When shopping for auto insurance, premium quotations are a useful tool for comparison of different companies’ products. When asking for price quotations, it is crucial that you provide the same information to each agent or company. The agent will usually request the following information: description of your vehicle, its use, your driver’s license number, the number of drivers in your household, the coverages and limits you want.
Where to Shop
Check the newspaper and yellow pages of the telephone directory for companies and agents in your area. In addition, ask your neighbors, relatives and friends for recommendations on insurance companies and agents. In particular, ask them what kind of claim service they have received from the companies they recommend. Remember to shop around to get the best price and service.
For Your Protection
Once you have selected the insurance coverages you need and an insurance agent or company, there are steps you can take to make certain you get your money’s worth. Before signing an application for any insurance coverage, call you state insurance department and verify that the company and the agent are licensed to do business in your state. It is illegal for unlicensed insurers to sell insurance, and if you buy from an unlicensed insurer, you have no guarantee that the coverage you pay for will ever be honored.
Read Your Policy Carefully

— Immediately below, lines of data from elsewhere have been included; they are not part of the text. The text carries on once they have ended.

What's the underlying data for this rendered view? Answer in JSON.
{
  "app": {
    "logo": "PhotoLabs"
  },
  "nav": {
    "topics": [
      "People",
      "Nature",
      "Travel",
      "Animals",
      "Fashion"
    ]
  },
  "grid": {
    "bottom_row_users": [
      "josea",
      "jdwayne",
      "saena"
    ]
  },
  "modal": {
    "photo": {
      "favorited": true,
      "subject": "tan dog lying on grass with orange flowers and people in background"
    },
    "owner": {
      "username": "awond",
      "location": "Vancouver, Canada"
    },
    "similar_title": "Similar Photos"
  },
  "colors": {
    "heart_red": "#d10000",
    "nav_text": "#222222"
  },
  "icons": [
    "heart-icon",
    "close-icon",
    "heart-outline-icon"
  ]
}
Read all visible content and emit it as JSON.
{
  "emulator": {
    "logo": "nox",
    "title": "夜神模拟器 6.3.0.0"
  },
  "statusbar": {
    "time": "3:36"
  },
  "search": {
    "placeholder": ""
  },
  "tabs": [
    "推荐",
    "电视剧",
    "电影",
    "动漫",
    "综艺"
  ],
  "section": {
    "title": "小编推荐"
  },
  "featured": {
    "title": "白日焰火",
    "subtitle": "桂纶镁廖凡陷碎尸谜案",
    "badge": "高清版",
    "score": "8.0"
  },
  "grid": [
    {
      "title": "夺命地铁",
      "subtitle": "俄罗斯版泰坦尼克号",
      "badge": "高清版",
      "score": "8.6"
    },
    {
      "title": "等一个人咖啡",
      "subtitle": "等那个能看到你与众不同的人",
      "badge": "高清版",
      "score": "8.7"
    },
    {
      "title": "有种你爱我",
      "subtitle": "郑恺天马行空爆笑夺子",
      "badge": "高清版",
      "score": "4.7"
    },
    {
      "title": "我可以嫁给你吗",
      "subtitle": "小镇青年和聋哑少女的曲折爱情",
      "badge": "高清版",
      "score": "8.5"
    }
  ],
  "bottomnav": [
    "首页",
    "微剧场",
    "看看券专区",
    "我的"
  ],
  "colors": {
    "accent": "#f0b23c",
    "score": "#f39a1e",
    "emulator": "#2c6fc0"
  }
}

You should be aware that an auto insurance policy is a legal contract. It is written so your rights and responsibilities, as well as those of the insurance company, are clearly stated. When you purchase auto insurance, you will receive a policy. You should read that policy and make certain you understand its contents. If you have questions about your insurance policy, contact your insurance agent for clarification. If you still have questions, turn to your state insurance department.
People purchase auto insurance to protect themselves and their families against costs associated with vehicle-related accidents and incidents. Depending on your situation, some types of coverage are optional, while others are required.
Georgia drivers must have liability insurance that meets the minimum limits (you can purchase more coverage if you choose) required by law to drive on our state’s public roads and highways. Liability insurance helps pay damages to others on your behalf if they are injured or their property is damaged in an accident or incident where you’re ruled at-fault. There are other circumstances where liability coverage can help protect you (e.g., the person alleges you are at fault and makes a claim against you).
The minimum limits of liability insurance required under Georgia law are:
- Bodily Injury Liability – $25,000 per person and $50,000 per incident
- Property Damage Liability – $25,000 per incident
Physical Damage Insurance
Physical damage insurance helps pay for loss or damage to your own vehicle. There are two types of physical damage insurance:
- Comprehensive – this type of physical insurance, also called “other than collision coverage,” covers theft, vandalism and fire-related losses
- Collision – this covers losses associated with vehicle collisions
Georgia state law does not require you to purchase physical damage coverage. However, if you financed or leased your vehicle, the lender or leasing company usually requires it.
As a policyholder, you are allowed to file a claim under your own Physical Damage coverage even if someone else may have caused the accident.
Uninsured Motorist Insurance
Georgia requires all drivers to have Liability Insurance to drive. Unfortunately, there are some drivers who either do not follow the law or may unknowingly allow their coverage to lapse or cancel. These drivers are considered “uninsured.” If an uninsured driver causes an accident that damages your vehicle or injures you or your passengers, Uninsured Motorist insurance would protect you.
10 Things to Know
To help you understand the basics of auto insurance and, hopefully, avoid some of the common pitfalls, here are 10 things to keep in mind when purchasing auto insurance.
You can learn more about auto insurance, coverage options, and more by reading the, authored by Georgia’s Insurance and Safety Fire commissioner, John F. King.